[WHAT YOU SHOULD DO]
Write out the lines below once more, exactly as they appear. Do not include pictures.

[STUDY MATERIAL]
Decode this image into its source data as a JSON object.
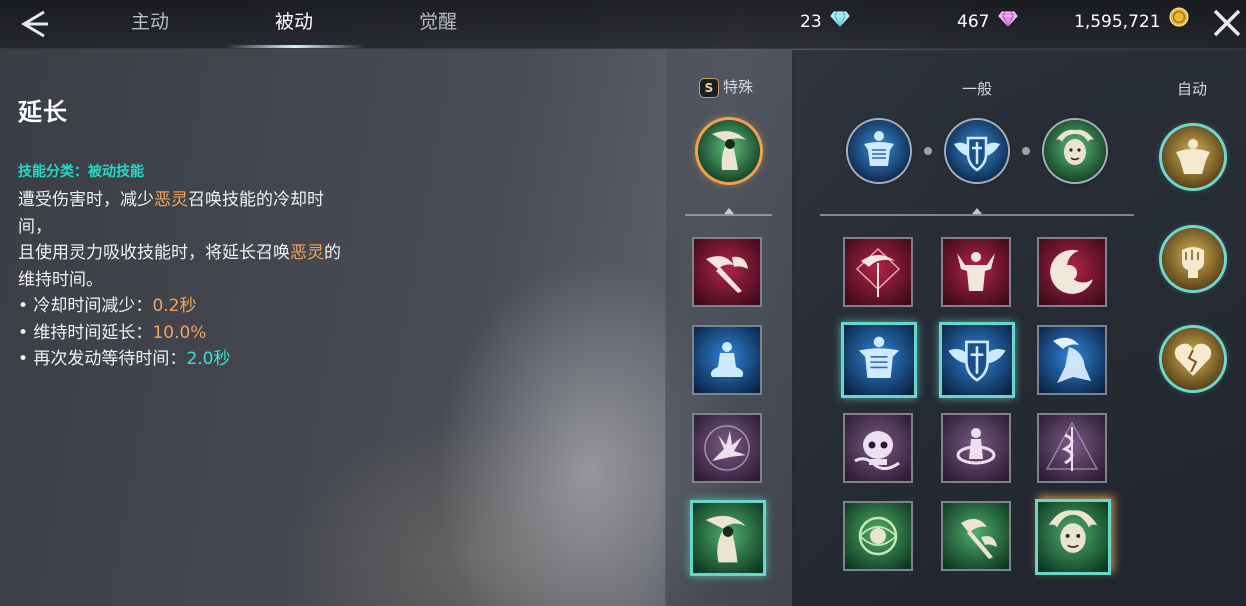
{
  "tabs": [
    {
      "label": "主动"
    },
    {
      "label": "被动"
    },
    {
      "label": "觉醒"
    }
  ],
  "currencies": [
    {
      "value": "23",
      "icon": "diamond-blue-icon"
    },
    {
      "value": "467",
      "icon": "diamond-purple-icon"
    },
    {
      "value": "1,595,721",
      "icon": "gold-coin-icon"
    }
  ],
  "skill_detail": {
    "title": "延长",
    "category": "技能分类：被动技能",
    "line1_a": "遭受伤害时，减少",
    "line1_hl": "恶灵",
    "line1_b": "召唤技能的冷却时",
    "line2": "间，",
    "line3_a": "且使用灵力吸收技能时，将延长召唤",
    "line3_hl": "恶灵",
    "line3_b": "的",
    "line4": "维持时间。",
    "stats": [
      {
        "label": "• 冷却时间减少：",
        "value": "0.2秒"
      },
      {
        "label": "• 维持时间延长：",
        "value": "10.0%"
      },
      {
        "label": "• 再次发动等待时间：",
        "value": "2.0秒"
      }
    ]
  },
  "panel": {
    "special_badge": "S",
    "special_header": "特殊",
    "general_header": "一般",
    "auto_header": "自动"
  },
  "icons": {
    "equipped_special": "reaper-green-icon",
    "equipped_general": [
      "skeleton-body-icon",
      "winged-shield-icon",
      "medusa-icon"
    ],
    "auto": [
      "muscle-body-gold-icon",
      "fist-gold-icon",
      "broken-heart-gold-icon"
    ],
    "special_list": [
      "demon-axe-crimson-icon",
      "meditation-blue-icon",
      "ghost-hand-purple-icon",
      "reaper-green-icon"
    ],
    "general_grid": [
      [
        "scythe-crimson-icon",
        "berserker-crimson-icon",
        "crescent-moon-crimson-icon"
      ],
      [
        "skeleton-body-icon",
        "winged-shield-icon",
        "wraith-scythe-blue-icon"
      ],
      [
        "skull-snake-purple-icon",
        "serpent-coil-purple-icon",
        "caduceus-purple-icon"
      ],
      [
        "celtic-knot-green-icon",
        "double-axe-green-icon",
        "medusa-icon"
      ]
    ]
  }
}
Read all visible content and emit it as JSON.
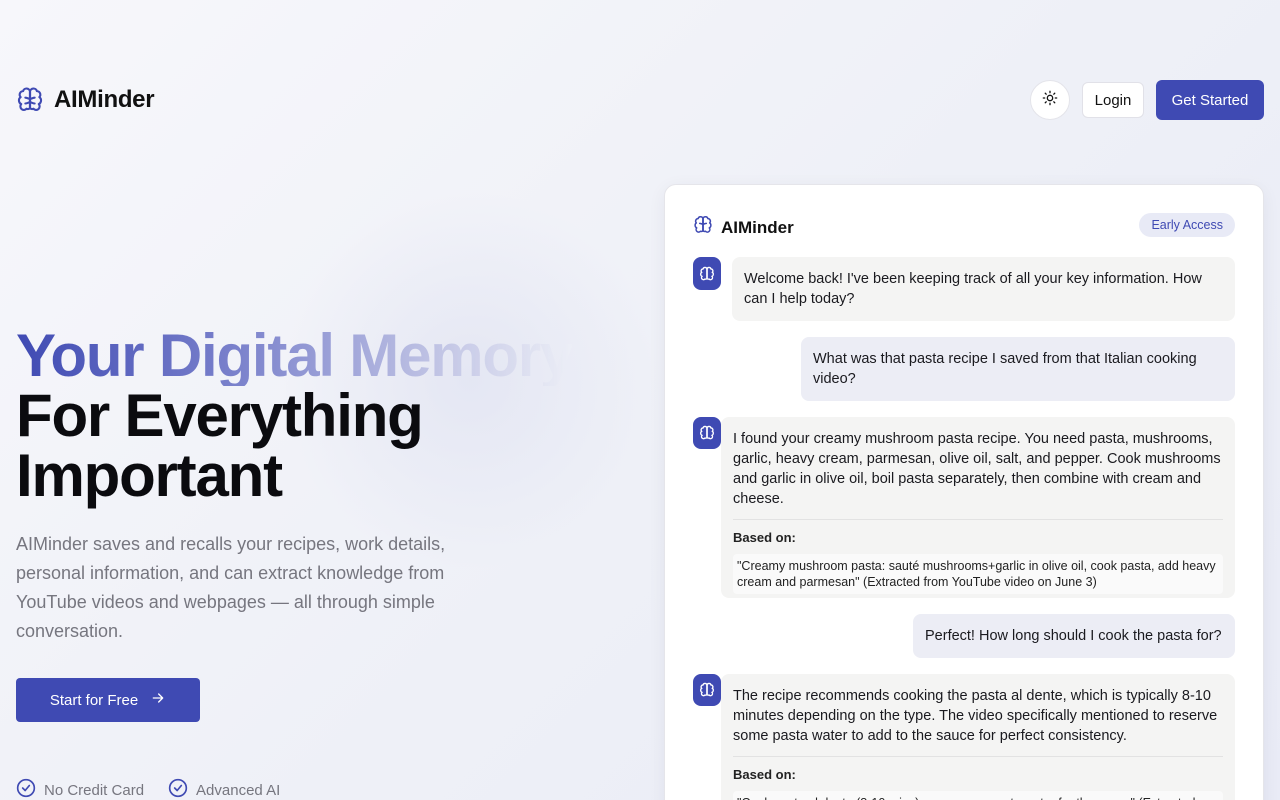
{
  "brand": {
    "name": "AIMinder",
    "icon": "brain-icon"
  },
  "header": {
    "theme_icon": "sun-icon",
    "login_label": "Login",
    "get_started_label": "Get Started"
  },
  "hero": {
    "title_gradient": "Your Digital Memory",
    "title_line2": "For Everything",
    "title_line3": "Important",
    "description": "AIMinder saves and recalls your recipes, work details, personal information, and can extract knowledge from YouTube videos and webpages — all through simple conversation.",
    "cta_label": "Start for Free",
    "features": [
      "No Credit Card",
      "Advanced AI"
    ]
  },
  "chat": {
    "title": "AIMinder",
    "badge": "Early Access",
    "messages": [
      {
        "role": "bot",
        "text": "Welcome back! I've been keeping track of all your key information. How can I help today?"
      },
      {
        "role": "user",
        "text": "What was that pasta recipe I saved from that Italian cooking video?"
      },
      {
        "role": "bot",
        "text": "I found your creamy mushroom pasta recipe. You need pasta, mushrooms, garlic, heavy cream, parmesan, olive oil, salt, and pepper. Cook mushrooms and garlic in olive oil, boil pasta separately, then combine with cream and cheese.",
        "based_label": "Based on:",
        "based_quote": "\"Creamy mushroom pasta: sauté mushrooms+garlic in olive oil, cook pasta, add heavy cream and parmesan\" (Extracted from YouTube video on June 3)"
      },
      {
        "role": "user",
        "text": "Perfect! How long should I cook the pasta for?"
      },
      {
        "role": "bot",
        "text": "The recipe recommends cooking the pasta al dente, which is typically 8-10 minutes depending on the type. The video specifically mentioned to reserve some pasta water to add to the sauce for perfect consistency.",
        "based_label": "Based on:",
        "based_quote": "\"Cook pasta al dente (8-10 mins), save some pasta water for the sauce\" (Extracted"
      }
    ]
  },
  "colors": {
    "accent": "#3f4ab3",
    "muted_text": "#76767f"
  }
}
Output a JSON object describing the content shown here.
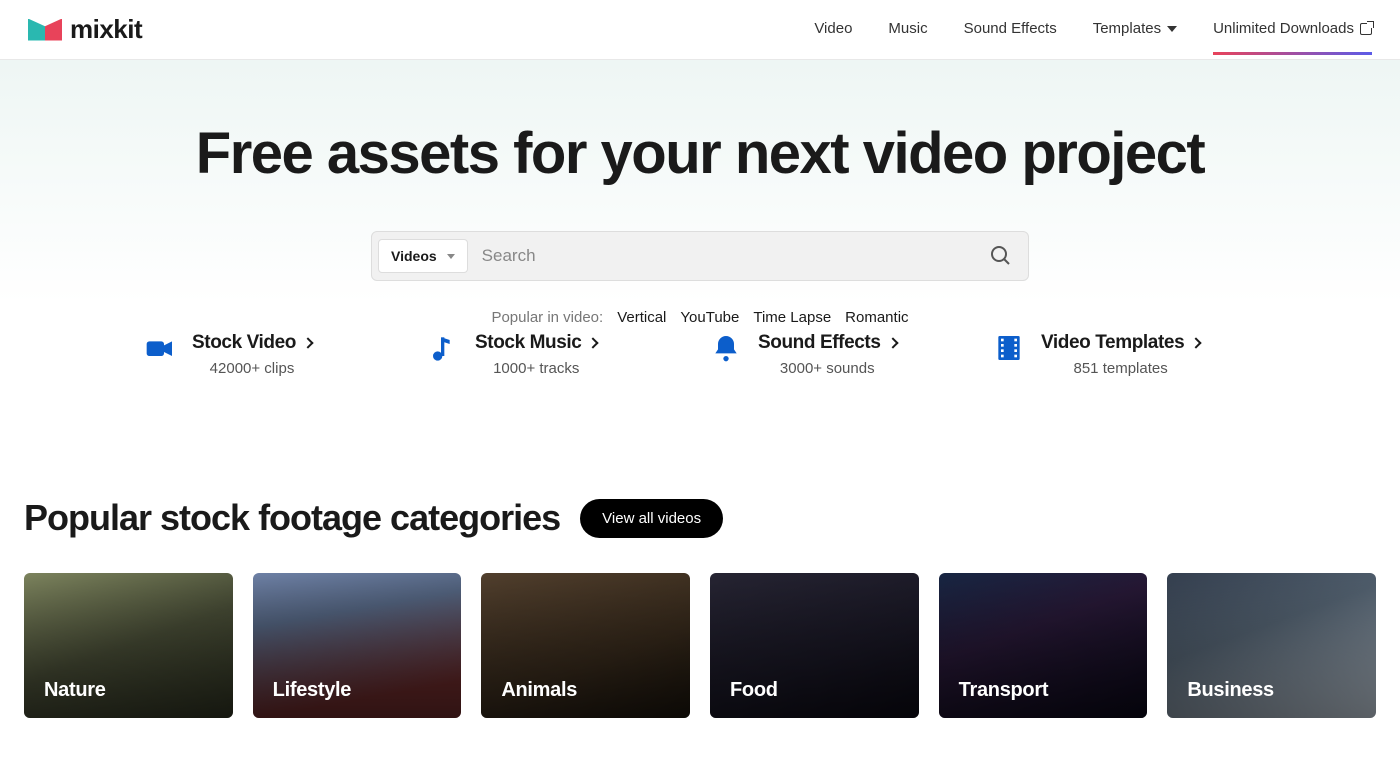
{
  "brand": "mixkit",
  "nav": {
    "items": [
      "Video",
      "Music",
      "Sound Effects",
      "Templates",
      "Unlimited Downloads"
    ]
  },
  "hero": {
    "title": "Free assets for your next video project",
    "search": {
      "filter_label": "Videos",
      "placeholder": "Search"
    },
    "popular_label": "Popular in video:",
    "popular_tags": [
      "Vertical",
      "YouTube",
      "Time Lapse",
      "Romantic"
    ]
  },
  "asset_types": [
    {
      "title": "Stock Video",
      "sub": "42000+ clips"
    },
    {
      "title": "Stock Music",
      "sub": "1000+ tracks"
    },
    {
      "title": "Sound Effects",
      "sub": "3000+ sounds"
    },
    {
      "title": "Video Templates",
      "sub": "851 templates"
    }
  ],
  "categories": {
    "heading": "Popular stock footage categories",
    "view_all": "View all videos",
    "tiles": [
      "Nature",
      "Lifestyle",
      "Animals",
      "Food",
      "Transport",
      "Business"
    ]
  }
}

[TASK OUTPUT]
Decode this image into its source data as a JSON object.
{
  "tabs": [
    {
      "label": "主动"
    },
    {
      "label": "被动"
    },
    {
      "label": "觉醒"
    }
  ],
  "currencies": [
    {
      "value": "23",
      "icon": "diamond-blue-icon"
    },
    {
      "value": "467",
      "icon": "diamond-purple-icon"
    },
    {
      "value": "1,595,721",
      "icon": "gold-coin-icon"
    }
  ],
  "skill_detail": {
    "title": "延长",
    "category": "技能分类：被动技能",
    "line1_a": "遭受伤害时，减少",
    "line1_hl": "恶灵",
    "line1_b": "召唤技能的冷却时",
    "line2": "间，",
    "line3_a": "且使用灵力吸收技能时，将延长召唤",
    "line3_hl": "恶灵",
    "line3_b": "的",
    "line4": "维持时间。",
    "stats": [
      {
        "label": "• 冷却时间减少：",
        "value": "0.2秒"
      },
      {
        "label": "• 维持时间延长：",
        "value": "10.0%"
      },
      {
        "label": "• 再次发动等待时间：",
        "value": "2.0秒"
      }
    ]
  },
  "panel": {
    "special_badge": "S",
    "special_header": "特殊",
    "general_header": "一般",
    "auto_header": "自动"
  },
  "icons": {
    "equipped_special": "reaper-green-icon",
    "equipped_general": [
      "skeleton-body-icon",
      "winged-shield-icon",
      "medusa-icon"
    ],
    "auto": [
      "muscle-body-gold-icon",
      "fist-gold-icon",
      "broken-heart-gold-icon"
    ],
    "special_list": [
      "demon-axe-crimson-icon",
      "meditation-blue-icon",
      "ghost-hand-purple-icon",
      "reaper-green-icon"
    ],
    "general_grid": [
      [
        "scythe-crimson-icon",
        "berserker-crimson-icon",
        "crescent-moon-crimson-icon"
      ],
      [
        "skeleton-body-icon",
        "winged-shield-icon",
        "wraith-scythe-blue-icon"
      ],
      [
        "skull-snake-purple-icon",
        "serpent-coil-purple-icon",
        "caduceus-purple-icon"
      ],
      [
        "celtic-knot-green-icon",
        "double-axe-green-icon",
        "medusa-icon"
      ]
    ]
  }
}
Read all visible content and emit it as JSON.
{
  "brand": {
    "name": "AIMinder",
    "icon": "brain-icon"
  },
  "header": {
    "theme_icon": "sun-icon",
    "login_label": "Login",
    "get_started_label": "Get Started"
  },
  "hero": {
    "title_gradient": "Your Digital Memory",
    "title_line2": "For Everything",
    "title_line3": "Important",
    "description": "AIMinder saves and recalls your recipes, work details, personal information, and can extract knowledge from YouTube videos and webpages — all through simple conversation.",
    "cta_label": "Start for Free",
    "features": [
      "No Credit Card",
      "Advanced AI"
    ]
  },
  "chat": {
    "title": "AIMinder",
    "badge": "Early Access",
    "messages": [
      {
        "role": "bot",
        "text": "Welcome back! I've been keeping track of all your key information. How can I help today?"
      },
      {
        "role": "user",
        "text": "What was that pasta recipe I saved from that Italian cooking video?"
      },
      {
        "role": "bot",
        "text": "I found your creamy mushroom pasta recipe. You need pasta, mushrooms, garlic, heavy cream, parmesan, olive oil, salt, and pepper. Cook mushrooms and garlic in olive oil, boil pasta separately, then combine with cream and cheese.",
        "based_label": "Based on:",
        "based_quote": "\"Creamy mushroom pasta: sauté mushrooms+garlic in olive oil, cook pasta, add heavy cream and parmesan\" (Extracted from YouTube video on June 3)"
      },
      {
        "role": "user",
        "text": "Perfect! How long should I cook the pasta for?"
      },
      {
        "role": "bot",
        "text": "The recipe recommends cooking the pasta al dente, which is typically 8-10 minutes depending on the type. The video specifically mentioned to reserve some pasta water to add to the sauce for perfect consistency.",
        "based_label": "Based on:",
        "based_quote": "\"Cook pasta al dente (8-10 mins), save some pasta water for the sauce\" (Extracted"
      }
    ]
  },
  "colors": {
    "accent": "#3f4ab3",
    "muted_text": "#76767f"
  }
}
Output a JSON object describing the content shown here.
{
  "brand": "mixkit",
  "nav": {
    "items": [
      "Video",
      "Music",
      "Sound Effects",
      "Templates",
      "Unlimited Downloads"
    ]
  },
  "hero": {
    "title": "Free assets for your next video project",
    "search": {
      "filter_label": "Videos",
      "placeholder": "Search"
    },
    "popular_label": "Popular in video:",
    "popular_tags": [
      "Vertical",
      "YouTube",
      "Time Lapse",
      "Romantic"
    ]
  },
  "asset_types": [
    {
      "title": "Stock Video",
      "sub": "42000+ clips"
    },
    {
      "title": "Stock Music",
      "sub": "1000+ tracks"
    },
    {
      "title": "Sound Effects",
      "sub": "3000+ sounds"
    },
    {
      "title": "Video Templates",
      "sub": "851 templates"
    }
  ],
  "categories": {
    "heading": "Popular stock footage categories",
    "view_all": "View all videos",
    "tiles": [
      "Nature",
      "Lifestyle",
      "Animals",
      "Food",
      "Transport",
      "Business"
    ]
  }
}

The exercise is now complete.